What to do: Please copy every line of the records below that holds the word "title".

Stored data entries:
--- START ---
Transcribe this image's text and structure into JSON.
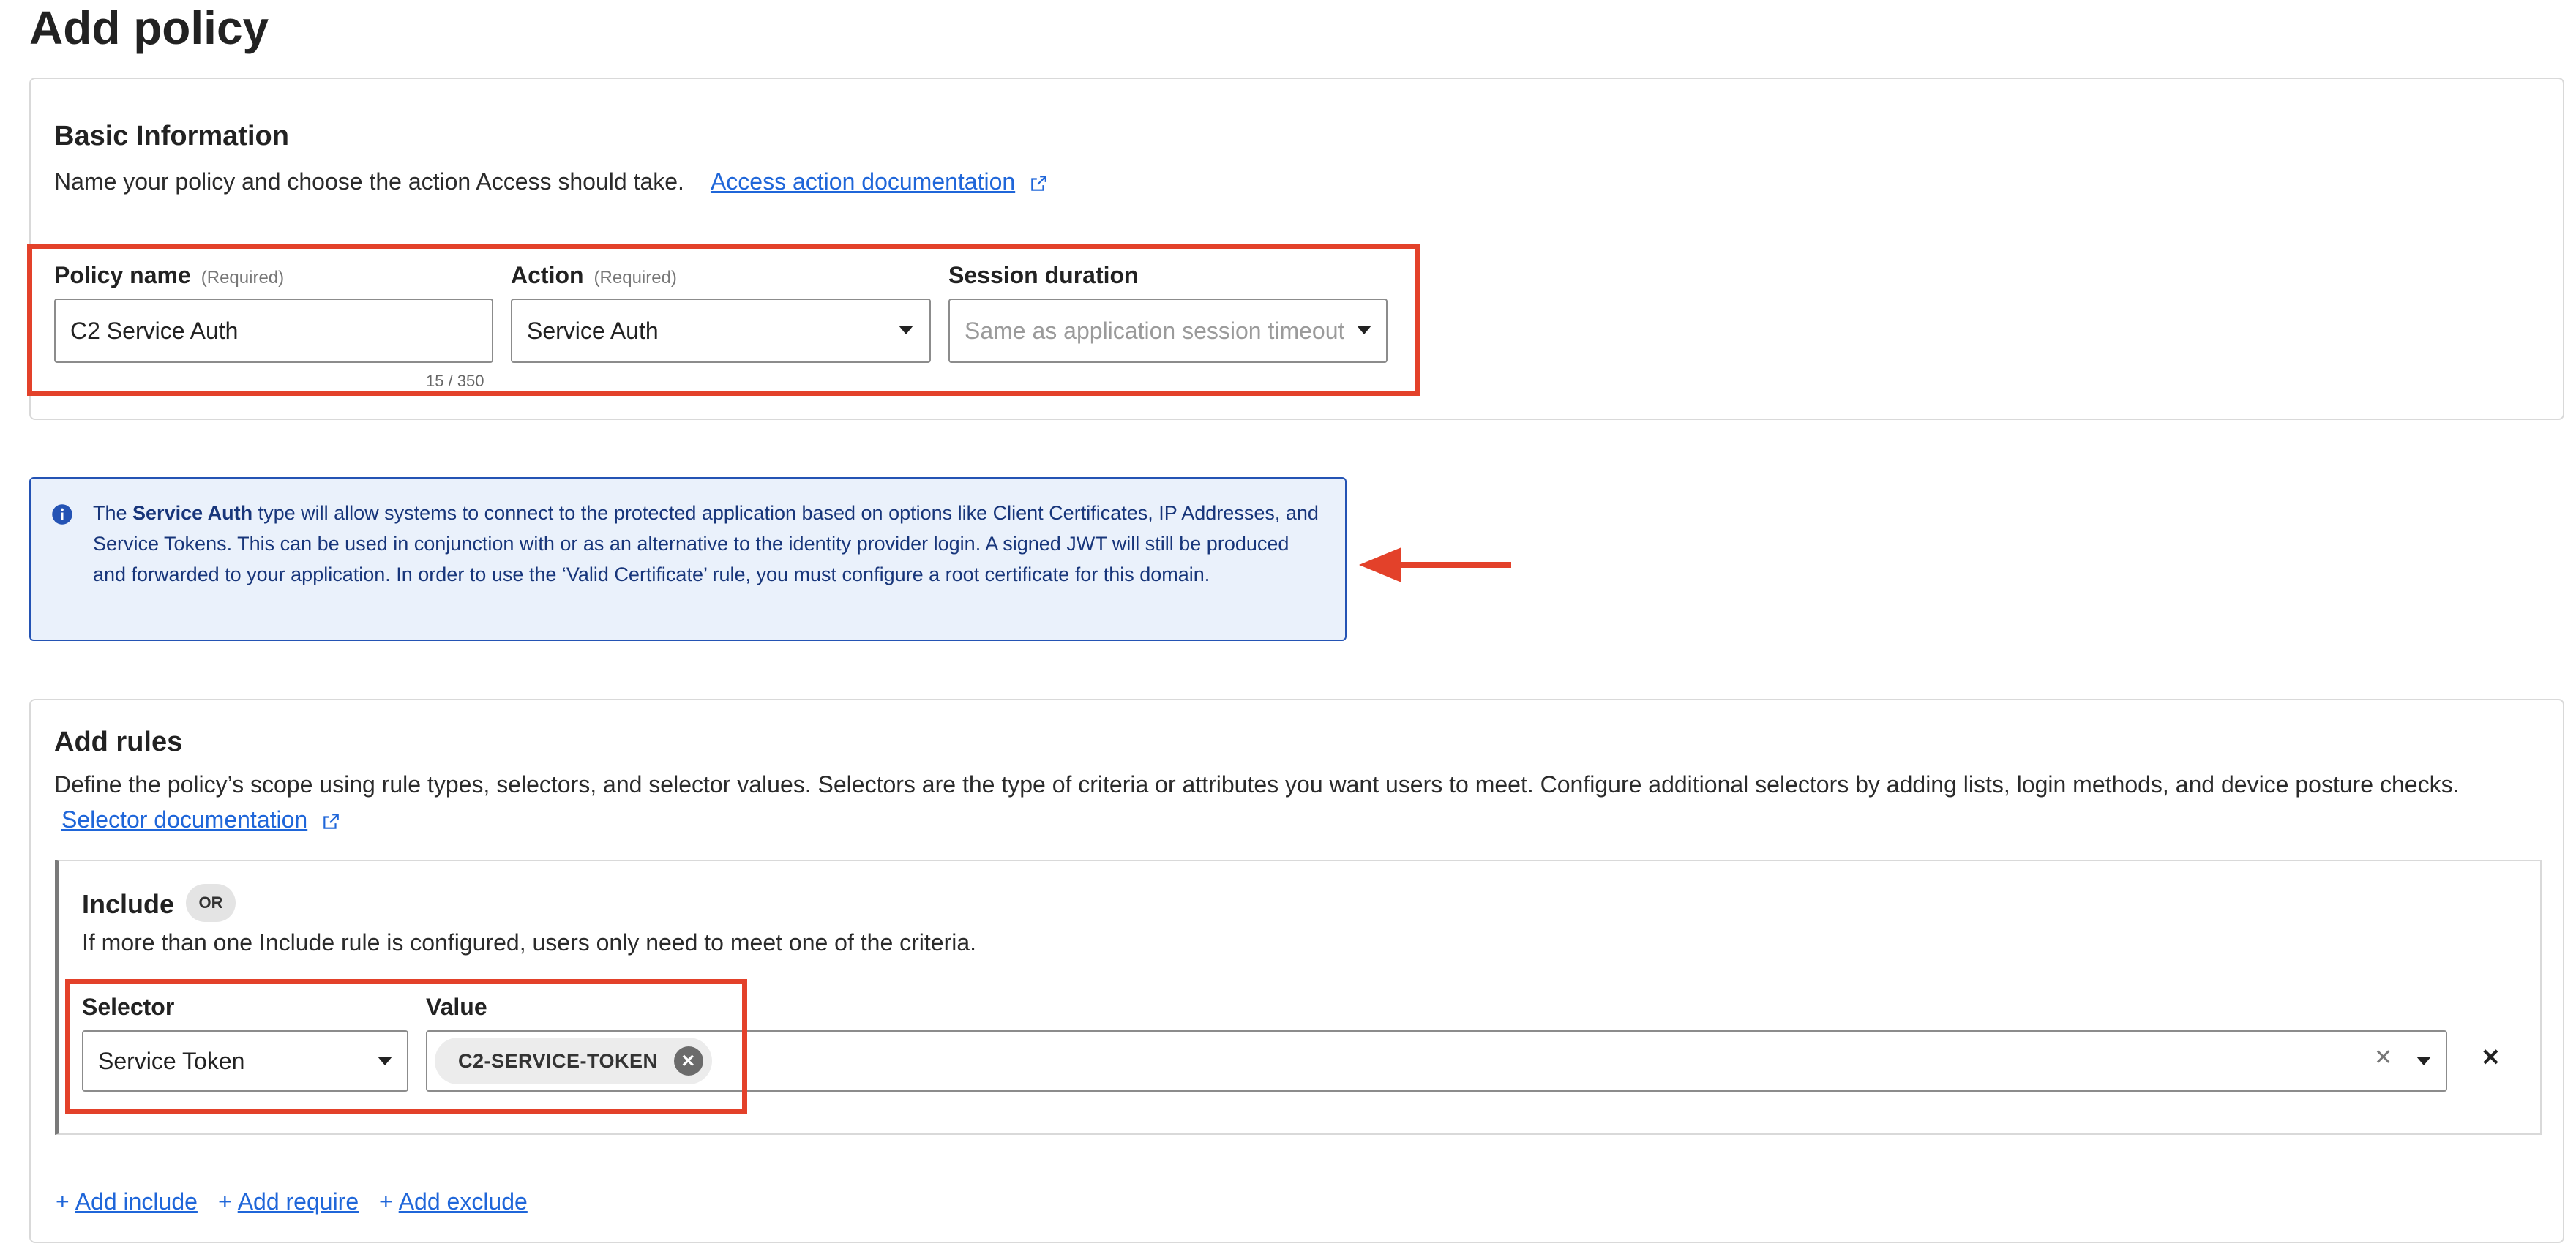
{
  "page": {
    "title": "Add policy"
  },
  "basic_info": {
    "title": "Basic Information",
    "description": "Name your policy and choose the action Access should take.",
    "doc_link": "Access action documentation",
    "policy_name": {
      "label": "Policy name",
      "required": "(Required)",
      "value": "C2 Service Auth",
      "counter": "15 / 350"
    },
    "action": {
      "label": "Action",
      "required": "(Required)",
      "value": "Service Auth"
    },
    "session_duration": {
      "label": "Session duration",
      "placeholder": "Same as application session timeout"
    }
  },
  "info_box": {
    "prefix": "The ",
    "bold": "Service Auth",
    "text": " type will allow systems to connect to the protected application based on options like Client Certificates, IP Addresses, and Service Tokens. This can be used in conjunction with or as an alternative to the identity provider login. A signed JWT will still be produced and forwarded to your application. In order to use the ‘Valid Certificate’ rule, you must configure a root certificate for this domain."
  },
  "rules": {
    "title": "Add rules",
    "description": "Define the policy’s scope using rule types, selectors, and selector values. Selectors are the type of criteria or attributes you want users to meet. Configure additional selectors by adding lists, login methods, and device posture checks.",
    "doc_link": "Selector documentation",
    "include": {
      "title": "Include",
      "badge": "OR",
      "description": "If more than one Include rule is configured, users only need to meet one of the criteria.",
      "selector_label": "Selector",
      "selector_value": "Service Token",
      "value_label": "Value",
      "value_chip": "C2-SERVICE-TOKEN"
    },
    "actions": {
      "add_include": "Add include",
      "add_require": "Add require",
      "add_exclude": "Add exclude"
    }
  },
  "colors": {
    "annotation_red": "#e3412a",
    "link_blue": "#1f66d9",
    "info_border": "#2453b4",
    "info_bg": "#eaf1fb"
  },
  "icons": [
    "external-link-icon",
    "info-icon",
    "chevron-down-icon",
    "clear-icon",
    "remove-icon",
    "arrow-left-icon"
  ]
}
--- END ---
Reply to the task:
    "title": "Add policy"
    "title": "Basic Information",
    "title": "Add rules",
      "title": "Include",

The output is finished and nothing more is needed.